A study conducted by the Asian Development Bank (ADB) recommended that Cambodia develop industry transformation maps in key sectors to enable transitions under the fourth industrial revolution (4IR). This should be accompanied by adequate investment in skills development for new and repositioned jobs.
A report titled Reaping the Benefits of Industry 4.0 through Skills Development in Cambodia was released on January 20 and examined the local garment and tourism industries – as the top two industries in terms of national employment, they are important drivers for growth and international competitiveness.
New technologies associated with the 4IR will eliminate some jobs in these industries, but the losses could be offset by higher demand created by rising productivity, potentially generating net gains of jobs amounting to 39 per cent in the garment industry and two per cent in tourism, the report claimed.
The study warns that there is no guarantee that displaced workers will necessarily move into newly created jobs without adequate and timely investments in skills development, despite overall positive expectations for net employment.
Job displacement is also more likely to impact women, who make up nearly 81 per cent of Cambodia’s garment manufacturing workers, it said.
“While 4IR could be transformative for jobs and skills in Cambodia, we must address the potentially disproportionate impact on women,” said ADB Country Director for Cambodia Sunniya Durrani-Jamal.
“We must improve knowledge of 4IR technologies and their benefits, support businesses including small and medium enterprises to adopt advanced technologies and offer support for retraining and re-skilling programmes through means including tax incentives to ensure that no one is left behind,” she said.
Cambodia should introduce new approaches to strengthen inclusion and social protection for entry-level workers, those at risk of job displacement and those who need advanced skills training.

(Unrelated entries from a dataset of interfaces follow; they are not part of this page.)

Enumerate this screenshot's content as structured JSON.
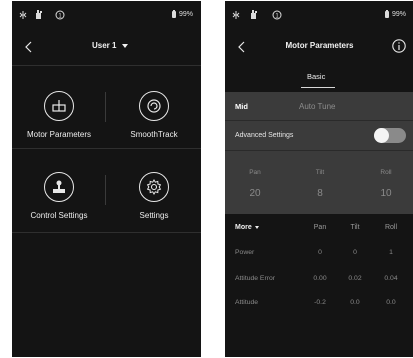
{
  "status_bar": {
    "battery": "99%",
    "icons": [
      "vibrate-icon",
      "gimbal-icon",
      "circle-1-icon",
      "battery-icon"
    ],
    "circle_badge": "1"
  },
  "left_screen": {
    "header": {
      "user_label": "User 1"
    },
    "menu": [
      {
        "label": "Motor Parameters",
        "icon": "motor-parameters-icon"
      },
      {
        "label": "SmoothTrack",
        "icon": "smoothtrack-icon"
      },
      {
        "label": "Control Settings",
        "icon": "control-settings-icon"
      },
      {
        "label": "Settings",
        "icon": "gear-icon"
      }
    ]
  },
  "right_screen": {
    "header": {
      "title": "Motor Parameters",
      "info_icon": "info-icon"
    },
    "tab": "Basic",
    "mode": {
      "current": "Mid",
      "auto_tune": "Auto Tune"
    },
    "advanced_settings": {
      "label": "Advanced Settings",
      "enabled": false
    },
    "axes": [
      {
        "name": "Pan",
        "value": "20"
      },
      {
        "name": "Tilt",
        "value": "8"
      },
      {
        "name": "Roll",
        "value": "10"
      }
    ],
    "more_table": {
      "more_label": "More",
      "columns": [
        "Pan",
        "Tilt",
        "Roll"
      ],
      "rows": [
        {
          "label": "Power",
          "values": [
            "0",
            "0",
            "1"
          ]
        },
        {
          "label": "Attitude Error",
          "values": [
            "0.00",
            "0.02",
            "0.04"
          ]
        },
        {
          "label": "Attitude",
          "values": [
            "-0.2",
            "0.0",
            "0.0"
          ]
        }
      ]
    }
  },
  "colors": {
    "screen_bg": "#141414",
    "panel_bg": "#3b3b3b",
    "text_primary": "#f0f0f0",
    "text_muted": "#8a8a8a",
    "toggle_off": "#8a8a8a"
  }
}
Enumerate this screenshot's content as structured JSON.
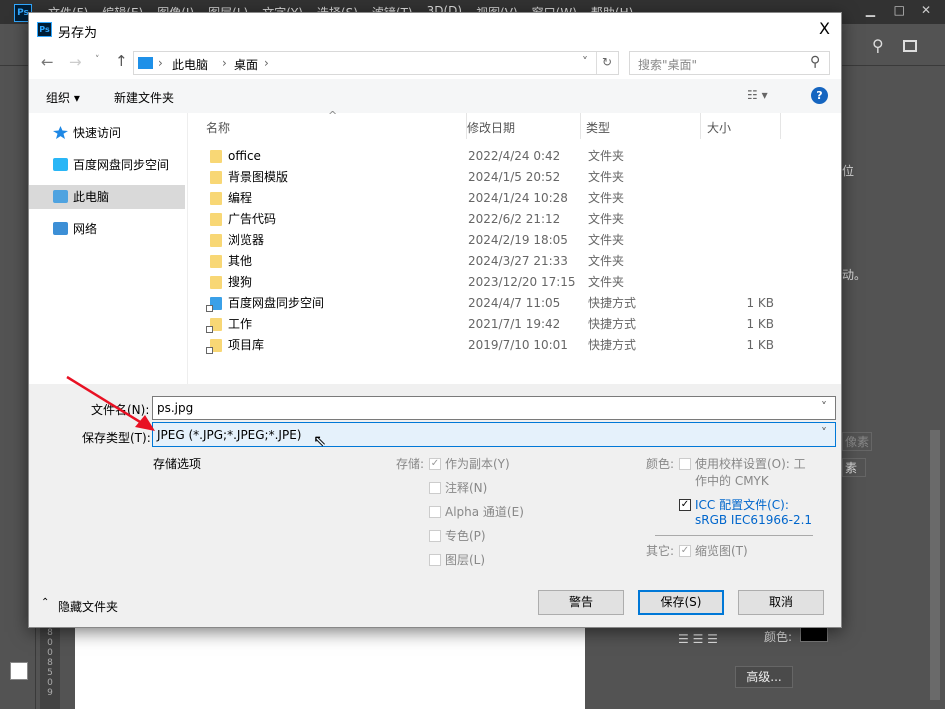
{
  "ps": {
    "logo": "Ps",
    "menu": [
      "文件(F)",
      "编辑(E)",
      "图像(I)",
      "图层(L)",
      "文字(Y)",
      "选择(S)",
      "滤镜(T)",
      "3D(D)",
      "视图(V)",
      "窗口(W)",
      "帮助(H)"
    ],
    "right_panel": {
      "text1": "位",
      "text2": "动。",
      "text3": "像素",
      "text4": "素",
      "color_label": "颜色:",
      "advanced_button": "高级..."
    },
    "ruler": [
      "8",
      "0",
      "0",
      "8",
      "5",
      "0",
      "9"
    ]
  },
  "dialog": {
    "title": "另存为",
    "close": "X",
    "breadcrumb": [
      "此电脑",
      "桌面"
    ],
    "search_placeholder": "搜索\"桌面\"",
    "toolbar": {
      "organize": "组织 ▾",
      "new_folder": "新建文件夹",
      "help": "?"
    },
    "nav": [
      {
        "label": "快速访问",
        "icon": "star-icon"
      },
      {
        "label": "百度网盘同步空间",
        "icon": "baidu-netdisk-icon"
      },
      {
        "label": "此电脑",
        "icon": "computer-icon",
        "selected": true
      },
      {
        "label": "网络",
        "icon": "network-icon"
      }
    ],
    "columns": [
      "名称",
      "修改日期",
      "类型",
      "大小"
    ],
    "files": [
      {
        "name": "office",
        "date": "2022/4/24 0:42",
        "type": "文件夹",
        "size": "",
        "icon": "folder-icon"
      },
      {
        "name": "背景图模版",
        "date": "2024/1/5 20:52",
        "type": "文件夹",
        "size": "",
        "icon": "folder-icon"
      },
      {
        "name": "编程",
        "date": "2024/1/24 10:28",
        "type": "文件夹",
        "size": "",
        "icon": "folder-icon"
      },
      {
        "name": "广告代码",
        "date": "2022/6/2 21:12",
        "type": "文件夹",
        "size": "",
        "icon": "folder-icon"
      },
      {
        "name": "浏览器",
        "date": "2024/2/19 18:05",
        "type": "文件夹",
        "size": "",
        "icon": "folder-icon"
      },
      {
        "name": "其他",
        "date": "2024/3/27 21:33",
        "type": "文件夹",
        "size": "",
        "icon": "folder-icon"
      },
      {
        "name": "搜狗",
        "date": "2023/12/20 17:15",
        "type": "文件夹",
        "size": "",
        "icon": "folder-icon"
      },
      {
        "name": "百度网盘同步空间",
        "date": "2024/4/7 11:05",
        "type": "快捷方式",
        "size": "1 KB",
        "icon": "shortcut-icon"
      },
      {
        "name": "工作",
        "date": "2021/7/1 19:42",
        "type": "快捷方式",
        "size": "1 KB",
        "icon": "shortcut-icon"
      },
      {
        "name": "项目库",
        "date": "2019/7/10 10:01",
        "type": "快捷方式",
        "size": "1 KB",
        "icon": "shortcut-icon"
      }
    ],
    "filename_label": "文件名(N):",
    "filename_value": "ps.jpg",
    "filetype_label": "保存类型(T):",
    "filetype_value": "JPEG (*.JPG;*.JPEG;*.JPE)",
    "options_title": "存储选项",
    "save_label": "存储:",
    "save_options": [
      {
        "label": "作为副本(Y)",
        "checked": true,
        "disabled": true
      },
      {
        "label": "注释(N)",
        "checked": false
      },
      {
        "label": "Alpha 通道(E)",
        "checked": false
      },
      {
        "label": "专色(P)",
        "checked": false
      },
      {
        "label": "图层(L)",
        "checked": false
      }
    ],
    "color_label": "颜色:",
    "proof_label": "使用校样设置(O): 工",
    "proof_label2": "作中的 CMYK",
    "icc_label": "ICC 配置文件(C):",
    "icc_value": "sRGB IEC61966-2.1",
    "other_label": "其它:",
    "thumbnail_label": "缩览图(T)",
    "hide_folders": "隐藏文件夹",
    "buttons": {
      "warning": "警告",
      "save": "保存(S)",
      "cancel": "取消"
    }
  },
  "colors": {
    "accent": "#0078d7",
    "folder": "#f8d775",
    "annotation_arrow": "#e81123"
  }
}
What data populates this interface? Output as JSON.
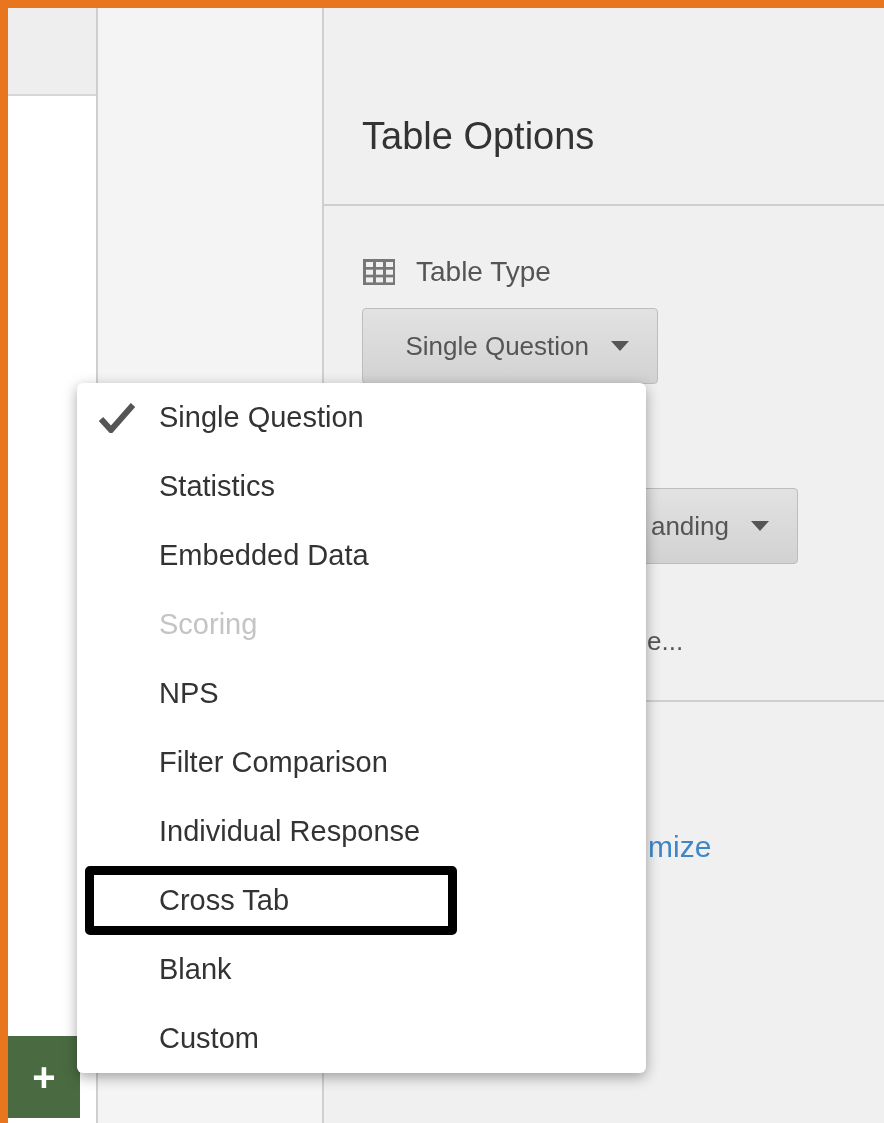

There is a need to develop technical and vocational education and training programs with dedicated 4IR credentials in key industries, the report said.
The study also found that employers surveyed in the two industries had limited understandings of 4IR technologies. When asked whether they had a good understanding of 4IR technologies and the relevance to their companies, only 28 and 35 per cent of garment manufacturing and tourism employers, respectively, agreed or strongly agreed.
ADB Principal Education Specialist Shanti Jagannathan said: “As 4IR technologies spread rapidly, extensive investments in digital skills will improve the chances of the young and old to access higher-quality jobs and lower the risk of job losses.
“Now is the time to rethink delivery of skills using virtual platforms and mobile technologies – and develop agile training institutions with courses and credentials that match market needs.”
Um Sotha, spokesman at the Ministry of Industry, Science, Technology and Innovation said on January 20 that Cambodia is implementing its Industrial Development Policy for 2015-2025 in conjunction with additional supporting mechanisms to adapt to the 4IR. But the country faces challenges due to having limited human resources in STEM fields.
“Addressing this problem, the ministry is mobilising experts in science, technology and innovation and compiling a roster,” he said.
He added that although his ministry has been tasked with facilitating 4IR transitions, it will be a joint effort because the changes will affect all sectors of the economy.